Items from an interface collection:
=== Begin Enclosure ===

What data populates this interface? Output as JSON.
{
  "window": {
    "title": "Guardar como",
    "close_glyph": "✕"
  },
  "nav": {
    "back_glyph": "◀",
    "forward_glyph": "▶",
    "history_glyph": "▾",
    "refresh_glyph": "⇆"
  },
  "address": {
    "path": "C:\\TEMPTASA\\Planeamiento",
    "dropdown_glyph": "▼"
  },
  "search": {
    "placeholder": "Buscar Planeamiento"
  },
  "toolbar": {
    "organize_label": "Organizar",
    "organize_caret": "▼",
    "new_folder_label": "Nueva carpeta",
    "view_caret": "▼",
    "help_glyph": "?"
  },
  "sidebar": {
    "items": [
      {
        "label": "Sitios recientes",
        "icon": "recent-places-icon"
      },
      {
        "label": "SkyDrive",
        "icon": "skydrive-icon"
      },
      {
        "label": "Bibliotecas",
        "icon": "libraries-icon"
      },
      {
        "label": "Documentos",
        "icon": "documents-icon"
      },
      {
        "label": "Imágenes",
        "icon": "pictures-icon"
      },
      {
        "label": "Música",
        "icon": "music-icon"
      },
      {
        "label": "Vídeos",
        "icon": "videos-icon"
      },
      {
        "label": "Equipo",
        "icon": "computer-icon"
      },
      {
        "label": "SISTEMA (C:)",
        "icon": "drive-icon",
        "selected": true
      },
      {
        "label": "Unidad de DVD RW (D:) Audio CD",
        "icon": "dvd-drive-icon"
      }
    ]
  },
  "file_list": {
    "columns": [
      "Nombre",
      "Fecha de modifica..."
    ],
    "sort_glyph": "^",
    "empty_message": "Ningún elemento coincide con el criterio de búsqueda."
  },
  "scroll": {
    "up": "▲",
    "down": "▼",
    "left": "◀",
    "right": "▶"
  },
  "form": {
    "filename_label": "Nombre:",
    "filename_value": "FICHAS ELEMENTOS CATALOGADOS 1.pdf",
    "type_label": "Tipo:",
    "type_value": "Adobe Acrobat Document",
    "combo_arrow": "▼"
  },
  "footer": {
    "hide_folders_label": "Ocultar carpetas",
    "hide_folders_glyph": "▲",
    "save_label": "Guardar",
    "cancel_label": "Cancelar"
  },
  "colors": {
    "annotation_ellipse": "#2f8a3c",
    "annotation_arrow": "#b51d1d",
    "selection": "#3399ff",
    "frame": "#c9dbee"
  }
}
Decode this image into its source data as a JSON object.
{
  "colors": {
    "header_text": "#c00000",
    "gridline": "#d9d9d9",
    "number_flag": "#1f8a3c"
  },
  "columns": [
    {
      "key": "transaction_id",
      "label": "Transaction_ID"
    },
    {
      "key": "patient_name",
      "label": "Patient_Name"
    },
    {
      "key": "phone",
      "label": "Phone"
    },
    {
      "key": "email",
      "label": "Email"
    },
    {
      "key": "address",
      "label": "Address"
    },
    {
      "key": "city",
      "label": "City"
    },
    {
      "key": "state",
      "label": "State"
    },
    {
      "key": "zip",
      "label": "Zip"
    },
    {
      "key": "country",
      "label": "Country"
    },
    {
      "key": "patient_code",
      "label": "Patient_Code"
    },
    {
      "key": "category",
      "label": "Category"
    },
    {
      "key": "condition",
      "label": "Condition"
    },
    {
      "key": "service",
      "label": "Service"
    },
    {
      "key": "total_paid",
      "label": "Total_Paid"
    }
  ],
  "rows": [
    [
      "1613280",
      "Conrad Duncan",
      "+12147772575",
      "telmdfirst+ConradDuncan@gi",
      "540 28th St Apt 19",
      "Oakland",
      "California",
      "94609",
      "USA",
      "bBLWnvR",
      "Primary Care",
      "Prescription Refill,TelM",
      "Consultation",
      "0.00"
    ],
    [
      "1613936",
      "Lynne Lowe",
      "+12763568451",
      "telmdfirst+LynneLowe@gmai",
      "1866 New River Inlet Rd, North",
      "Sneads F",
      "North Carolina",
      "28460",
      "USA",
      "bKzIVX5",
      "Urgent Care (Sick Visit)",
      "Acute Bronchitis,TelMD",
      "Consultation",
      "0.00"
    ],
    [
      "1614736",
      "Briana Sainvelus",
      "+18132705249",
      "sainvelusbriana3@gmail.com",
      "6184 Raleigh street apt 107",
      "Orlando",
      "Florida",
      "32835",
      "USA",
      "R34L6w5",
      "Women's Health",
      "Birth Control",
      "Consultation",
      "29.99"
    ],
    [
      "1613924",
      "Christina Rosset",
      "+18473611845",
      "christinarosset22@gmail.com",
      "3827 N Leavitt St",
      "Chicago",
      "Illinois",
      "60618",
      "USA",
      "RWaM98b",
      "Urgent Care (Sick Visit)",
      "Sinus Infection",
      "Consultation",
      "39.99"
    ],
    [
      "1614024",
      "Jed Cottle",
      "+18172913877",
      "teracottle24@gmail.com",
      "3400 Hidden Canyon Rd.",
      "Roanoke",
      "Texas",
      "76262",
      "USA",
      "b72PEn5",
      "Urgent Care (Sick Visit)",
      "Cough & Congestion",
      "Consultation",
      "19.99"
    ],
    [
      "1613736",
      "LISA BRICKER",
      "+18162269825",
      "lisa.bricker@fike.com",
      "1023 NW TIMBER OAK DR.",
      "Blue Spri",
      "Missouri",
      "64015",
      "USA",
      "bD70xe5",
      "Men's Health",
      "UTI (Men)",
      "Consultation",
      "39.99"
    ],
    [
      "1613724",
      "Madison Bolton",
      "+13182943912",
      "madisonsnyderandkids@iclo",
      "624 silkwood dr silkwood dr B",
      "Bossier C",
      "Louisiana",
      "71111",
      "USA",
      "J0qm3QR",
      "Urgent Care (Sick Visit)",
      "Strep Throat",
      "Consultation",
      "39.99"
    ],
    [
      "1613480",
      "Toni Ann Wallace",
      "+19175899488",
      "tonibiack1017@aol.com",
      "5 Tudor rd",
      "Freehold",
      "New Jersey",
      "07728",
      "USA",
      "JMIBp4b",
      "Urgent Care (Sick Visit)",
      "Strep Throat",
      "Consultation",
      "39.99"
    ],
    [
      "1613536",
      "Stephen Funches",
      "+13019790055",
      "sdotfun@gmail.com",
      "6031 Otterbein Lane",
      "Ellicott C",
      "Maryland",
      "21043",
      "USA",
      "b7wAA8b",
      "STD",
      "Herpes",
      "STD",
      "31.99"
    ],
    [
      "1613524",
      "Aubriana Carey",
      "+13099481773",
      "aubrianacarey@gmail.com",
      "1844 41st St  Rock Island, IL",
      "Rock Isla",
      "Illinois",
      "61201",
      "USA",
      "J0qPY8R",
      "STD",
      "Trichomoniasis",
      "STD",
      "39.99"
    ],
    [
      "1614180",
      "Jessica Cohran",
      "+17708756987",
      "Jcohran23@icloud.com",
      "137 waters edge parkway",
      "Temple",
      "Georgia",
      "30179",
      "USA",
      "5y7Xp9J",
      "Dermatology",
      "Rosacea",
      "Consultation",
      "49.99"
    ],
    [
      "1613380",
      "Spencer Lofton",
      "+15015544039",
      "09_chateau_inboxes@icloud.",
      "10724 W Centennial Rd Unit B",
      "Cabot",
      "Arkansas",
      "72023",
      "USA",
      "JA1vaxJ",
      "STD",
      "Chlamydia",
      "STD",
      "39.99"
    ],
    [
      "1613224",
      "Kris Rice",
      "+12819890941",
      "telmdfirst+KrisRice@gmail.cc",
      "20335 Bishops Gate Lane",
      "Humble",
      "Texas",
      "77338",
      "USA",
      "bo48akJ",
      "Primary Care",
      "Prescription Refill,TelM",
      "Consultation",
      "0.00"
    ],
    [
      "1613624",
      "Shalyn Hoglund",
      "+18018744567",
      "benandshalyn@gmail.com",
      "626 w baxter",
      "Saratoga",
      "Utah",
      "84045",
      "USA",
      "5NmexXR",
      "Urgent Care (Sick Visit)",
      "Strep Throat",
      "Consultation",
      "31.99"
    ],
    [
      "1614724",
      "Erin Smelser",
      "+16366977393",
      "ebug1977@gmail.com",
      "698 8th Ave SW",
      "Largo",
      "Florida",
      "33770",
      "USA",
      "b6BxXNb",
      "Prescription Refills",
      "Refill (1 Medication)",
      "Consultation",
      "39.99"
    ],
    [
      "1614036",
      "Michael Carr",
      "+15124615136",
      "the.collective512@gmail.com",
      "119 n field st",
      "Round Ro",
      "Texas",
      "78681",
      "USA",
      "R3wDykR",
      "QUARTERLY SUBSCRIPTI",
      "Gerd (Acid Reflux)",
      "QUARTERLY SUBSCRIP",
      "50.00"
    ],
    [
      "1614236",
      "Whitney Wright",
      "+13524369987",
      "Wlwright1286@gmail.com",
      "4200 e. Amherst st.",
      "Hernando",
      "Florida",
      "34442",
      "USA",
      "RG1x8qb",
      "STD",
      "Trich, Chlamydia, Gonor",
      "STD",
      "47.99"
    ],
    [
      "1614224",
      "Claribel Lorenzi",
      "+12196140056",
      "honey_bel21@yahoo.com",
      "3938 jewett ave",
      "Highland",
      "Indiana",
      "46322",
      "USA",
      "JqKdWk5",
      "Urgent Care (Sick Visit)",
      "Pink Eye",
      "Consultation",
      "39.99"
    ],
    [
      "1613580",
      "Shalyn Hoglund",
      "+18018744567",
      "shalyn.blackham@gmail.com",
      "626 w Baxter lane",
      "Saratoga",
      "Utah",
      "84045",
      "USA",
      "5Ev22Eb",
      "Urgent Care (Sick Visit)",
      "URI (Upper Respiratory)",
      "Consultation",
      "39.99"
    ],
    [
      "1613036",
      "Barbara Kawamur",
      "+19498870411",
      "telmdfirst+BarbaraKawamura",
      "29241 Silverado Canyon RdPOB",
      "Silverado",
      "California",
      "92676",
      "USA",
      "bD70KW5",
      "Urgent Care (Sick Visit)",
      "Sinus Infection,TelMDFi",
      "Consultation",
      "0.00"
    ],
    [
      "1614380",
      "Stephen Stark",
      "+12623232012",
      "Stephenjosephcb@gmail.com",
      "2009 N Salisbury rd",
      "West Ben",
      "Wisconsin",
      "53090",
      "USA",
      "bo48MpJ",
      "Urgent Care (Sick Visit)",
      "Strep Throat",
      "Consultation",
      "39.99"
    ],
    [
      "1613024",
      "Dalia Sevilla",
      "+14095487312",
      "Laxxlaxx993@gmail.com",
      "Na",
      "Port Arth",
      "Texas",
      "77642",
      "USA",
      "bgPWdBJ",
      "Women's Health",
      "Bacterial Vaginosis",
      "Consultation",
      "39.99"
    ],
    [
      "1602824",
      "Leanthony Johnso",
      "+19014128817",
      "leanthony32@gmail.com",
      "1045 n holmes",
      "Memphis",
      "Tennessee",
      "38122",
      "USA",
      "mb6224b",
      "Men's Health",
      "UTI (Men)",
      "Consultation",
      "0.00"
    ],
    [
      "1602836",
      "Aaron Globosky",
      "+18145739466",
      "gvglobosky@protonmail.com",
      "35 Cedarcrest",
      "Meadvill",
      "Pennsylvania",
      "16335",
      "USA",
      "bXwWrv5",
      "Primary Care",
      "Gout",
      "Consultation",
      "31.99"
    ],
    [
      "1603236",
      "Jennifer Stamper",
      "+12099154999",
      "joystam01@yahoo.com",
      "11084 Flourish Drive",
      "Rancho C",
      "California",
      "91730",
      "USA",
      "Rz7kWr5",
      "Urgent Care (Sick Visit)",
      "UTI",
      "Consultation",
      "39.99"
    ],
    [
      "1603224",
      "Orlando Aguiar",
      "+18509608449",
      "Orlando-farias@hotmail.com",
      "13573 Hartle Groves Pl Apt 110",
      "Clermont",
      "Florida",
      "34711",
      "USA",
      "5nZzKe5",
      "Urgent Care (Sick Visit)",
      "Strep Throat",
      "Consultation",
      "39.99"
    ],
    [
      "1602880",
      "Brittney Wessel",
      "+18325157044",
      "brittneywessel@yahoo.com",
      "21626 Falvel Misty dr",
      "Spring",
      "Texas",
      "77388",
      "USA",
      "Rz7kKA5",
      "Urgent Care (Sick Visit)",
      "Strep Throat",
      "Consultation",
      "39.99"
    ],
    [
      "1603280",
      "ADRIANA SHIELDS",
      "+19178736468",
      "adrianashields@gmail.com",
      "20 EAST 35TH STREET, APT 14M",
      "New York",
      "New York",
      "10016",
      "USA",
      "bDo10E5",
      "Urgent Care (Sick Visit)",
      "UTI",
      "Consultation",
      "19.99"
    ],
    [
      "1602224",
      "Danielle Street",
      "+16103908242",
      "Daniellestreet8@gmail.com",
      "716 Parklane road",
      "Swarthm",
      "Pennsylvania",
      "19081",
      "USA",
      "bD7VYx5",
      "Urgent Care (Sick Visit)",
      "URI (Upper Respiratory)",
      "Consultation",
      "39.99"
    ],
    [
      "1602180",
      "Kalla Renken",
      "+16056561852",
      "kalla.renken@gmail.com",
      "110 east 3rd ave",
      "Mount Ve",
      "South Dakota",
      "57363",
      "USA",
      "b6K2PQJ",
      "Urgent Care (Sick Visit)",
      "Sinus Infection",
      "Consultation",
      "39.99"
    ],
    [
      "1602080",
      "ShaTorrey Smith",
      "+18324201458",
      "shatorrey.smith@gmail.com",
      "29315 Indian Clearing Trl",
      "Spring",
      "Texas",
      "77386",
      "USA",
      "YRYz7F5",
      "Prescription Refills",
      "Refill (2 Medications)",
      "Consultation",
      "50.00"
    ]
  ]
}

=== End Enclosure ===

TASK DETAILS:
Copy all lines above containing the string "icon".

REPLY TO THE EXERCISE:
        "icon": "recent-places-icon"
        "icon": "skydrive-icon"
        "icon": "libraries-icon"
        "icon": "documents-icon"
        "icon": "pictures-icon"
        "icon": "music-icon"
        "icon": "videos-icon"
        "icon": "computer-icon"
        "icon": "drive-icon",
        "icon": "dvd-drive-icon"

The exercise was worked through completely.